Standard of Practice 16-2: This Standard of Practice clarifies the types of personal, mail and other forms of written solicitations which are ethical and unethical. Explanation should be given that "general" types of solicitation, as defined in the Standard of Practice, are not unethical and that the Standard of Practice is narrow and specific as to the types of solicitations which are recognized as unethical under Article 16.

Standard of Practice 16-4 and 16-6: These two companion Standards of Practice specify the appropriate conduct of a REALTOR® when confronted with issues regarding solicitation of a listed property. While the basic premise of Standard of Practice 16-4 is that solicitation of a listing which is currently listed exclusively with another REALTOR® is unethical, procedures are set out in Standard of Practice 16-4 and 16-6 which modify this basic premise under certain limited conditions. Standard of Practice 16-5 deals with parallel issues in the solicitation of buyers/tenants subject to exclusive buyer/tenant agreements.

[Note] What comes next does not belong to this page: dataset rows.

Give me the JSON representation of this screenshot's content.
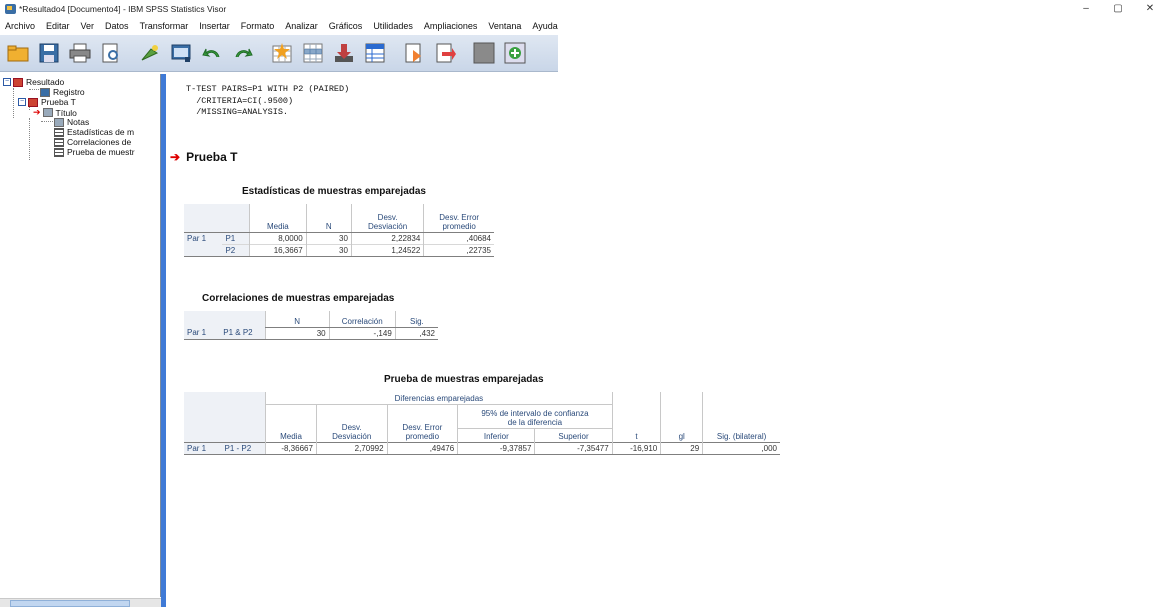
{
  "window": {
    "title": "*Resultado4 [Documento4] - IBM SPSS Statistics Visor",
    "controls": {
      "minimize": "–",
      "maximize": "▢",
      "close": "✕"
    }
  },
  "menu": [
    "Archivo",
    "Editar",
    "Ver",
    "Datos",
    "Transformar",
    "Insertar",
    "Formato",
    "Analizar",
    "Gráficos",
    "Utilidades",
    "Ampliaciones",
    "Ventana",
    "Ayuda"
  ],
  "toolbar": {
    "buttons": [
      {
        "name": "open-icon",
        "color": "#e8a020"
      },
      {
        "name": "save-icon",
        "color": "#3a6ea5"
      },
      {
        "name": "print-icon",
        "color": "#555"
      },
      {
        "name": "print-preview-icon",
        "color": "#3a6ea5"
      },
      {
        "name": "export-icon",
        "color": "#4a9a40"
      },
      {
        "name": "recall-dialog-icon",
        "color": "#3a6ea5"
      },
      {
        "name": "undo-icon",
        "color": "#2f8a3a"
      },
      {
        "name": "redo-icon",
        "color": "#2f8a3a"
      },
      {
        "name": "goto-data-icon",
        "color": "#d04a2a"
      },
      {
        "name": "goto-case-icon",
        "color": "#3a6ea5"
      },
      {
        "name": "goto-variable-icon",
        "color": "#c04040"
      },
      {
        "name": "variables-icon",
        "color": "#2a6ad0"
      },
      {
        "name": "designated-window-icon",
        "color": "#c87840"
      },
      {
        "name": "select-last-output-icon",
        "color": "#e05050"
      },
      {
        "name": "create-title-icon",
        "color": "#8a8a8a"
      },
      {
        "name": "insert-heading-icon",
        "color": "#3aa040"
      }
    ]
  },
  "nav": {
    "root": "Resultado",
    "log": "Registro",
    "group": "Prueba T",
    "children": [
      "Título",
      "Notas",
      "Estadísticas de m",
      "Correlaciones de",
      "Prueba de muestr"
    ]
  },
  "syntax": "T-TEST PAIRS=P1 WITH P2 (PAIRED)\n  /CRITERIA=CI(.9500)\n  /MISSING=ANALYSIS.",
  "section_title": "Prueba T",
  "table1": {
    "title": "Estadísticas de muestras emparejadas",
    "headers": [
      "Media",
      "N",
      "Desv.\nDesviación",
      "Desv. Error\npromedio"
    ],
    "pair": "Par 1",
    "rows": [
      {
        "var": "P1",
        "media": "8,0000",
        "n": "30",
        "desv": "2,22834",
        "err": ",40684"
      },
      {
        "var": "P2",
        "media": "16,3667",
        "n": "30",
        "desv": "1,24522",
        "err": ",22735"
      }
    ]
  },
  "table2": {
    "title": "Correlaciones de muestras emparejadas",
    "headers": [
      "N",
      "Correlación",
      "Sig."
    ],
    "pair": "Par 1",
    "var": "P1 & P2",
    "n": "30",
    "corr": "-,149",
    "sig": ",432"
  },
  "table3": {
    "title": "Prueba de muestras emparejadas",
    "group_header": "Diferencias emparejadas",
    "ci_header": "95% de intervalo de confianza\nde la diferencia",
    "headers": {
      "media": "Media",
      "desv": "Desv.\nDesviación",
      "err": "Desv. Error\npromedio",
      "inf": "Inferior",
      "sup": "Superior",
      "t": "t",
      "gl": "gl",
      "sig": "Sig. (bilateral)"
    },
    "pair": "Par 1",
    "var": "P1 - P2",
    "values": {
      "media": "-8,36667",
      "desv": "2,70992",
      "err": ",49476",
      "inf": "-9,37857",
      "sup": "-7,35477",
      "t": "-16,910",
      "gl": "29",
      "sig": ",000"
    }
  }
}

Standard of Practice 16-9: This Standard of Practice specifies the conditions under which a REALTOR® is required to inquire of a prospective client as to the client being subject to another exclusive agreement. The Standard of Practice requires REALTORS® to make reasonable efforts to determine whether the client is subject to another current, valid, exclusive agreement prior to the REALTOR® entering into an agency agreement or other exclusive relationship with the client.

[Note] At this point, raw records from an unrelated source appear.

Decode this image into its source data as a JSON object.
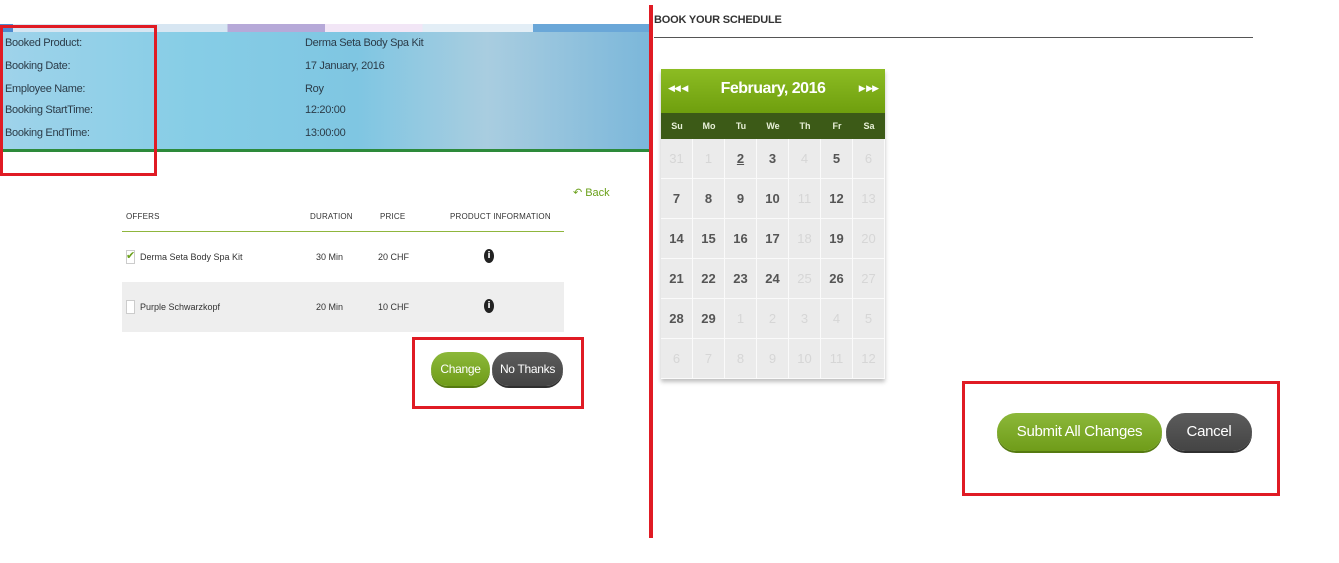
{
  "booking": {
    "fields": [
      {
        "label": "Booked Product:",
        "value": "Derma Seta Body Spa Kit"
      },
      {
        "label": "Booking Date:",
        "value": "17 January, 2016"
      },
      {
        "label": "Employee Name:",
        "value": "Roy"
      },
      {
        "label": "Booking StartTime:",
        "value": "12:20:00"
      },
      {
        "label": "Booking EndTime:",
        "value": "13:00:00"
      }
    ]
  },
  "offers": {
    "back_label": "Back",
    "columns": {
      "offers": "OFFERS",
      "duration": "DURATION",
      "price": "PRICE",
      "info": "PRODUCT INFORMATION"
    },
    "rows": [
      {
        "name": "Derma Seta Body Spa Kit",
        "duration": "30 Min",
        "price": "20 CHF",
        "checked": true
      },
      {
        "name": "Purple Schwarzkopf",
        "duration": "20 Min",
        "price": "10 CHF",
        "checked": false
      }
    ],
    "change_label": "Change",
    "no_thanks_label": "No Thanks"
  },
  "schedule": {
    "title": "BOOK YOUR SCHEDULE",
    "month_label": "February, 2016",
    "weekdays": [
      "Su",
      "Mo",
      "Tu",
      "We",
      "Th",
      "Fr",
      "Sa"
    ],
    "weeks": [
      [
        {
          "d": "31",
          "m": true
        },
        {
          "d": "1",
          "m": true
        },
        {
          "d": "2",
          "t": true
        },
        {
          "d": "3"
        },
        {
          "d": "4",
          "m": true
        },
        {
          "d": "5"
        },
        {
          "d": "6",
          "m": true
        }
      ],
      [
        {
          "d": "7"
        },
        {
          "d": "8"
        },
        {
          "d": "9"
        },
        {
          "d": "10"
        },
        {
          "d": "11",
          "m": true
        },
        {
          "d": "12"
        },
        {
          "d": "13",
          "m": true
        }
      ],
      [
        {
          "d": "14"
        },
        {
          "d": "15"
        },
        {
          "d": "16"
        },
        {
          "d": "17"
        },
        {
          "d": "18",
          "m": true
        },
        {
          "d": "19"
        },
        {
          "d": "20",
          "m": true
        }
      ],
      [
        {
          "d": "21"
        },
        {
          "d": "22"
        },
        {
          "d": "23"
        },
        {
          "d": "24"
        },
        {
          "d": "25",
          "m": true
        },
        {
          "d": "26"
        },
        {
          "d": "27",
          "m": true
        }
      ],
      [
        {
          "d": "28"
        },
        {
          "d": "29"
        },
        {
          "d": "1",
          "m": true
        },
        {
          "d": "2",
          "m": true
        },
        {
          "d": "3",
          "m": true
        },
        {
          "d": "4",
          "m": true
        },
        {
          "d": "5",
          "m": true
        }
      ],
      [
        {
          "d": "6",
          "m": true
        },
        {
          "d": "7",
          "m": true
        },
        {
          "d": "8",
          "m": true
        },
        {
          "d": "9",
          "m": true
        },
        {
          "d": "10",
          "m": true
        },
        {
          "d": "11",
          "m": true
        },
        {
          "d": "12",
          "m": true
        }
      ]
    ],
    "submit_label": "Submit All Changes",
    "cancel_label": "Cancel"
  },
  "colors": {
    "accent_green": "#7aab1e",
    "dark_button": "#4d4d4d",
    "highlight_red": "#e01b24"
  }
}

Standard of Practice 16-13: Standard of Practice 16-13 sets out the obligation not to deal with another REALTOR®’s client who is subject to an exclusive agreement unless the client’s agent or broker gives consent or unless the client initiates such dealings. 


8. Given case studies, fact scenarios or similar interactive learning methods, identify possible violations of the Code of Ethics, specifically related to the commonly cited Articles.

How can I teach this?

Minimum content for this Learning Objective includes at least one interactive exercise which demonstrates some of the principles of the Articles and Standards of Practice discussed under Learning Objective #7. Associations may use interactive methods to accomplish Learning Objectives #7 and #8 together. 


9. Describe the professional standards enforcement process of the association, including the distinction between an ethics complaint and an arbitration request, and the differences between the Grievance Committee and the Professional Standards Committee.

How can I teach this?

This Learning Objective is not intended to require a complete "course" on Professional Standards Enforcement Procedures. The minimum content required by this Objective is a brief description of the Professional Standards enforcement process, including the following concepts:

1. The basic steps in processing an ethics complaint and an arbitration request; that is, a written submission to the Grievance Committee, and if the complaint/request meets the standards set out by the procedures, the forwarding of the complaint/request to the Professional Standards Committee for a full hearing.

2. The difference between the Grievance Committee as an initial screening committee and the Professional Standards Committee as the decision making committee.

3. The difference between an ethics complaint which deals with a member’s conduct and an arbitration request which deals with a money dispute between REALTORS®.

4. The types of discipline which may be imposed for a violation of the Code of Ethics. 


10. Briefly describe the bases upon which a procuring cause arbitration claim is decided.

How can I teach this?

This Learning Objective is not intended to be a course on arbitration or procuring cause. However, the minimum content for this Objective should include a brief discussion of the concept of procuring cause as the standard by which REALTOR® to REALTOR® commission disputes are decided; that the concept of procuring cause is determined by the factors specified by the NAR Professional Standards Committee in the Code of Ethics and Arbitration Manual; that no one factor, such as who showed the property first, who wrote the successful offer to purchase, or who secured a written agency agreement with the buyer, will determine the outcome of the case.